* Problem *
Line by line, copy the entries exactly, excluding the pictures.

* Records supplied *
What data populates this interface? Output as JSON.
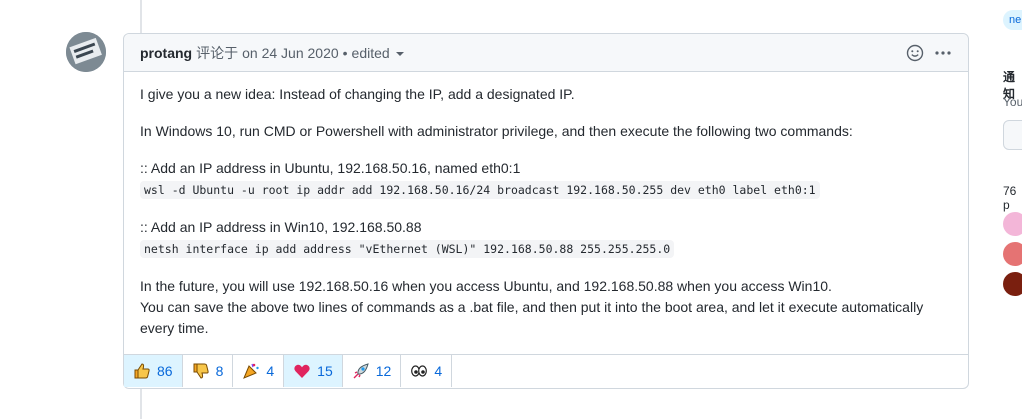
{
  "comment": {
    "author": "protang",
    "action": "评论于",
    "date": "on 24 Jun 2020",
    "separator": "•",
    "edited": "edited",
    "body": {
      "p1": "I give you a new idea: Instead of changing the IP, add a designated IP.",
      "p2": "In Windows 10, run CMD or Powershell with administrator privilege, and then execute the following two commands:",
      "p3_text": ":: Add an IP address in Ubuntu, 192.168.50.16, named eth0:1",
      "p3_code": "wsl -d Ubuntu -u root ip addr add 192.168.50.16/24 broadcast 192.168.50.255 dev eth0 label eth0:1",
      "p4_text": ":: Add an IP address in Win10, 192.168.50.88",
      "p4_code": "netsh interface ip add address \"vEthernet (WSL)\" 192.168.50.88 255.255.255.0",
      "p5_line1": "In the future, you will use 192.168.50.16 when you access Ubuntu, and 192.168.50.88 when you access Win10.",
      "p5_line2": "You can save the above two lines of commands as a .bat file, and then put it into the boot area, and let it execute automatically every time."
    },
    "reactions": [
      {
        "name": "thumbs-up",
        "count": "86"
      },
      {
        "name": "thumbs-down",
        "count": "8"
      },
      {
        "name": "party",
        "count": "4"
      },
      {
        "name": "heart",
        "count": "15"
      },
      {
        "name": "rocket",
        "count": "12"
      },
      {
        "name": "eyes",
        "count": "4"
      }
    ]
  },
  "sidebar": {
    "badge": "ne",
    "title": "通知",
    "subtitle": "You",
    "participants": "76 p"
  }
}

* Your response *
What data populates this interface? Output as JSON.
{
  "comment": {
    "author": "protang",
    "action": "评论于",
    "date": "on 24 Jun 2020",
    "separator": "•",
    "edited": "edited",
    "body": {
      "p1": "I give you a new idea: Instead of changing the IP, add a designated IP.",
      "p2": "In Windows 10, run CMD or Powershell with administrator privilege, and then execute the following two commands:",
      "p3_text": ":: Add an IP address in Ubuntu, 192.168.50.16, named eth0:1",
      "p3_code": "wsl -d Ubuntu -u root ip addr add 192.168.50.16/24 broadcast 192.168.50.255 dev eth0 label eth0:1",
      "p4_text": ":: Add an IP address in Win10, 192.168.50.88",
      "p4_code": "netsh interface ip add address \"vEthernet (WSL)\" 192.168.50.88 255.255.255.0",
      "p5_line1": "In the future, you will use 192.168.50.16 when you access Ubuntu, and 192.168.50.88 when you access Win10.",
      "p5_line2": "You can save the above two lines of commands as a .bat file, and then put it into the boot area, and let it execute automatically every time."
    },
    "reactions": [
      {
        "name": "thumbs-up",
        "count": "86"
      },
      {
        "name": "thumbs-down",
        "count": "8"
      },
      {
        "name": "party",
        "count": "4"
      },
      {
        "name": "heart",
        "count": "15"
      },
      {
        "name": "rocket",
        "count": "12"
      },
      {
        "name": "eyes",
        "count": "4"
      }
    ]
  },
  "sidebar": {
    "badge": "ne",
    "title": "通知",
    "subtitle": "You",
    "participants": "76 p"
  }
}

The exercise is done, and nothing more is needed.